One of the key lessons we have learnt so far is that, beyond access and use of technology; there exists a need to enhance citizen’s awareness of their rights to engage with duty bearers. This is corroborated by one of the key insights from the baseline study we conducted in the three pilot cities of Mzuzu, Blantyre and Lilongwe. The study reveals that 31.8% of citizens do not think their views matter or that they can make a difference at the local level; 65.3% have not participated in a community meeting. 80% have not reported any matter to their Councillor and 64.3% have not reported any service delivery issue to the city council, yet 72% are willing to use the mobile phone to engage with these entities.

We can therefore start making inferences which indicate that in the presence of technology, with low levels of citizen particiaption in local governance, there could be potential in the technological factors that will enhance citizen engagement. There are likely to be social, cultural and political factors that facilitate citizen participation. Several authors have alluded to this notion and suggested that social, political and cultural factors need to be considered when seeking to employ technological tools as way in which which citizens could engage with local government successfully, (Gigle & Bialur, 2014). Therefore it is important to note that part of the purpose of the research conducted by Mzinda is aimed at establishing which factors influence or inhibit the use of technology as tools for the engagement between citizens and local government.  that influence or inhibit the use of technology as a tool for citizen engagement.

The beauty of having MobiSAM and Mzinda run side by side in the two different countries and contexts is that there are lessons to be learnt based on the different contexts and scope of the two deployments. A comparative analysis of the social, technical, economic, cultural and political factors that may enhance or restrict citizen engagement through ICTs in such different contexts may be relevant to the emerging discourse on ICTs for citizen engagement. Such lessons would be useful for academics, researchers, practitioners and technology developers to consider in subsequent deployments of ICTs for citizen engagement initiatives.
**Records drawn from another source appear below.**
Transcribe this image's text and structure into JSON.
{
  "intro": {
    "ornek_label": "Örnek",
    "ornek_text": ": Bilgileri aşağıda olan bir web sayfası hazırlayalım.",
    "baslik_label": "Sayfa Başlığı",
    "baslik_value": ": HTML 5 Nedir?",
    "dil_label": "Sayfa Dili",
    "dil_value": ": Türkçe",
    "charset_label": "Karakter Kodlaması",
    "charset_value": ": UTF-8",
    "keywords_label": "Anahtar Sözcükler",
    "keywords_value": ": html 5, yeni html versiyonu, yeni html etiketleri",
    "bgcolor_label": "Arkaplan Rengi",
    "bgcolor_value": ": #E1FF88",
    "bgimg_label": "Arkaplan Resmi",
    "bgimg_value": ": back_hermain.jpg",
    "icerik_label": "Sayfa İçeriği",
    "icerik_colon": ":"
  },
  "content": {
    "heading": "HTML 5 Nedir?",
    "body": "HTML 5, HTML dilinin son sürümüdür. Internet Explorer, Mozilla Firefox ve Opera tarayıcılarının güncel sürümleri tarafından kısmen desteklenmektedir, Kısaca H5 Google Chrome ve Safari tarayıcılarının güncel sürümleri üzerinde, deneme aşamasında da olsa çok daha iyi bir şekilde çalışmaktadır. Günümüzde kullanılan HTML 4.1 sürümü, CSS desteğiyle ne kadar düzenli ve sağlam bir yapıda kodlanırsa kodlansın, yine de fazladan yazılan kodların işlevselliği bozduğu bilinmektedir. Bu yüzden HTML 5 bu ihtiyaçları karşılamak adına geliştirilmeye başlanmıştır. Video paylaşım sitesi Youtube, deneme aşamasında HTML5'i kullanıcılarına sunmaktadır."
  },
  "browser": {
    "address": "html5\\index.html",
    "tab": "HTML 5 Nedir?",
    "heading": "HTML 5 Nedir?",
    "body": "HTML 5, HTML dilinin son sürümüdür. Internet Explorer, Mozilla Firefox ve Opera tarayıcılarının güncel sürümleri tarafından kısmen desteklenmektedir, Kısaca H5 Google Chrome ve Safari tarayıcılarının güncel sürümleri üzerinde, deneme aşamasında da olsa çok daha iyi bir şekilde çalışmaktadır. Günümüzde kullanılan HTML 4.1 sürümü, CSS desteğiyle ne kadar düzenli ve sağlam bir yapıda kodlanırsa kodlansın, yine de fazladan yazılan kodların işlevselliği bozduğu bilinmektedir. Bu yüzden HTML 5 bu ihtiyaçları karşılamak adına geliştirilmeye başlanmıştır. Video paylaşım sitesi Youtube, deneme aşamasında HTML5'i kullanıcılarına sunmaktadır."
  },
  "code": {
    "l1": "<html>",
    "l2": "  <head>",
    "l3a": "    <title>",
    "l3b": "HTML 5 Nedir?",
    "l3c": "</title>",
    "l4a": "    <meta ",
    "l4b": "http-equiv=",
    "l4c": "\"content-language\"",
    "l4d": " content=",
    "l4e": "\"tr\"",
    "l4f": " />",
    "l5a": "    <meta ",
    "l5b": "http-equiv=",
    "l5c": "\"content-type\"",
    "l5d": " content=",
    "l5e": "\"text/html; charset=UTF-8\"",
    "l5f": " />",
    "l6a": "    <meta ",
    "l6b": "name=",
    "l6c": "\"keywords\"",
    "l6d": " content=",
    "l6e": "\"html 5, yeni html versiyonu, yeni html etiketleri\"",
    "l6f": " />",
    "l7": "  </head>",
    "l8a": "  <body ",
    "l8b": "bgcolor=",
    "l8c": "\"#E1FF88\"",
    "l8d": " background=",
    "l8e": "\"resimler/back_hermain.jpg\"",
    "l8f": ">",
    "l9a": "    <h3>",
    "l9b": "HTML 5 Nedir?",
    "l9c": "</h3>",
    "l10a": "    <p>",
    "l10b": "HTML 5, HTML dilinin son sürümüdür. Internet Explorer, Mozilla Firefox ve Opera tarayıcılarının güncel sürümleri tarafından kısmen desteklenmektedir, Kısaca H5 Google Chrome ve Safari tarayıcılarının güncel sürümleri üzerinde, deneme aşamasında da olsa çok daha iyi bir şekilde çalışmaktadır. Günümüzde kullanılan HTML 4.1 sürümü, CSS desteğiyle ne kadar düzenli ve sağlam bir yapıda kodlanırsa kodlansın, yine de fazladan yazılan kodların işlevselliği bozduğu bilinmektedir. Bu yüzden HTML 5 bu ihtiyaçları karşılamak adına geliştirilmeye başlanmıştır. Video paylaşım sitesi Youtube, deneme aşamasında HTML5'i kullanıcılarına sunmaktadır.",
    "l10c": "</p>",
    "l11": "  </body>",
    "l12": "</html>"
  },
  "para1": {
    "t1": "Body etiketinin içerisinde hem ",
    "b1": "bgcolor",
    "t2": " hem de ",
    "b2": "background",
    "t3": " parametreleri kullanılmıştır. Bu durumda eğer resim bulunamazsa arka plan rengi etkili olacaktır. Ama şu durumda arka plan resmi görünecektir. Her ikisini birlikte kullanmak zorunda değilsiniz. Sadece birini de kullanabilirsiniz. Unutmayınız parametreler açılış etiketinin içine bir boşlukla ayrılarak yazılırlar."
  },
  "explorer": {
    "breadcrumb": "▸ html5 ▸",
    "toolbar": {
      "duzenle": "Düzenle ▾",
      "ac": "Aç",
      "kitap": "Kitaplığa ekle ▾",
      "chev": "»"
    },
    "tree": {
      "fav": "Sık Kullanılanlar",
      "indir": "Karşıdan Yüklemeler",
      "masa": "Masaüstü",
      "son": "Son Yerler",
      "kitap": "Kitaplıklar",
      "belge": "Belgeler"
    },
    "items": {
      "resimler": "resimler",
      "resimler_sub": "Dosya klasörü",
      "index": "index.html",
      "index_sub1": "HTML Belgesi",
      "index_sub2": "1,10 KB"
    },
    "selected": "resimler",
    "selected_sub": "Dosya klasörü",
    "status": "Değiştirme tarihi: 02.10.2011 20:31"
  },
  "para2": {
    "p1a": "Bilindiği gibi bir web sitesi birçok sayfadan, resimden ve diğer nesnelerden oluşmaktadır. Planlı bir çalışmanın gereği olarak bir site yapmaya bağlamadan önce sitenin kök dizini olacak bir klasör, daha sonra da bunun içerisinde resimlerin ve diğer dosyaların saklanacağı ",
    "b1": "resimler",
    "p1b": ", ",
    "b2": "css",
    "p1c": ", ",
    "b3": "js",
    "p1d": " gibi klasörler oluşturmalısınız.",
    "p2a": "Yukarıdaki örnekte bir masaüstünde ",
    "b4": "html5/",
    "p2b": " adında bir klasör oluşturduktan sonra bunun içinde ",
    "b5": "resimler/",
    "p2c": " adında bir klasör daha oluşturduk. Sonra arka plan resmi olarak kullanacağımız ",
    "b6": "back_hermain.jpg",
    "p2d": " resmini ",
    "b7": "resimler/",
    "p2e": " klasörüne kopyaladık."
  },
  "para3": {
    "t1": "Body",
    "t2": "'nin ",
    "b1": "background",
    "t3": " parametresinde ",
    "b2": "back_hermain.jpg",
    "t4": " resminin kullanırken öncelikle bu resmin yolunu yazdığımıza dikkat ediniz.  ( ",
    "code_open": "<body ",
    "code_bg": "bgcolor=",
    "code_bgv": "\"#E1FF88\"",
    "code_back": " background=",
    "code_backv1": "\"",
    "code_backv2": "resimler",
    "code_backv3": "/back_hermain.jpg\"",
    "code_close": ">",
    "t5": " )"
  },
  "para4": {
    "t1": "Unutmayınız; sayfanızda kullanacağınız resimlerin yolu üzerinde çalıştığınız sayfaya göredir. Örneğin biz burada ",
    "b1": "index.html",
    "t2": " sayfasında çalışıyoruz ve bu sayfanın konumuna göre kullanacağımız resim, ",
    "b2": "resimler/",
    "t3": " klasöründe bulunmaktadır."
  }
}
The Mzinda project is funded by the Open Society Initiative for Southern Africa. It is being implemented by Citizens for Justice and mHub with technical support from the MobiSAM Project at Rhodes University. Follow @mzindawanga on twitter, find us on Facebook or SMS your service delivery report to +265 888 242 063 and access the web platform at http://www.mzinda.com
First published on http://www.blog.mobisam.net/2016/09/mobisam-sister-project-launched-in-malawi/

Zambia
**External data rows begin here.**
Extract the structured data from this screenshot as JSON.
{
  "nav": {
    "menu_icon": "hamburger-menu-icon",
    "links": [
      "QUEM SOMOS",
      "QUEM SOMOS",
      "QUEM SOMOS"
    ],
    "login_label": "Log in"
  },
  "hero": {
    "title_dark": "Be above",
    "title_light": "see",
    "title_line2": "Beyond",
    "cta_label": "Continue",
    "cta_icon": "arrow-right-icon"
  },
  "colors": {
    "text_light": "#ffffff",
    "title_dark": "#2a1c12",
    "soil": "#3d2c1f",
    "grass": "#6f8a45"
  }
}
Baseline Study of the Zambia Social Accountability Mornitoring Partnership

This is a report on the baseline study of the Zambia Social Accountability Monitoring Partnership as regulated by a Memorandum of Understanding between the Public Service Accountability Monitor (PSAM) based at Rhodes University Grahamstown South Africa; and three Zambian partners: Caritas Zambia, Civil Society for Poverty Reduction (CSPR) and the Jesuit Centre for Theological Reflection (JCTR) hereafter referred to as Implementing partners. The baseline study was carried out in May 2013.

Click here to download the report: Baseline Report Zambia Social Accountabilty Partnership May 2013 Final


Growing the demand for social accountability in Muchinga Province, Zambia

This documentary shares the experiences of how ZGF and its partners grew the demand for social accountability and citizen participation in governance in the Muchinga Province in northern Zambia.  While ZGF fostered community engagement and capacitated community members through training in the PSAM approach, they saw the empowerment of community members to carry out the social accountability monitoring themselves, and slowly recognise their rights as citizens.

You can watch the documentary here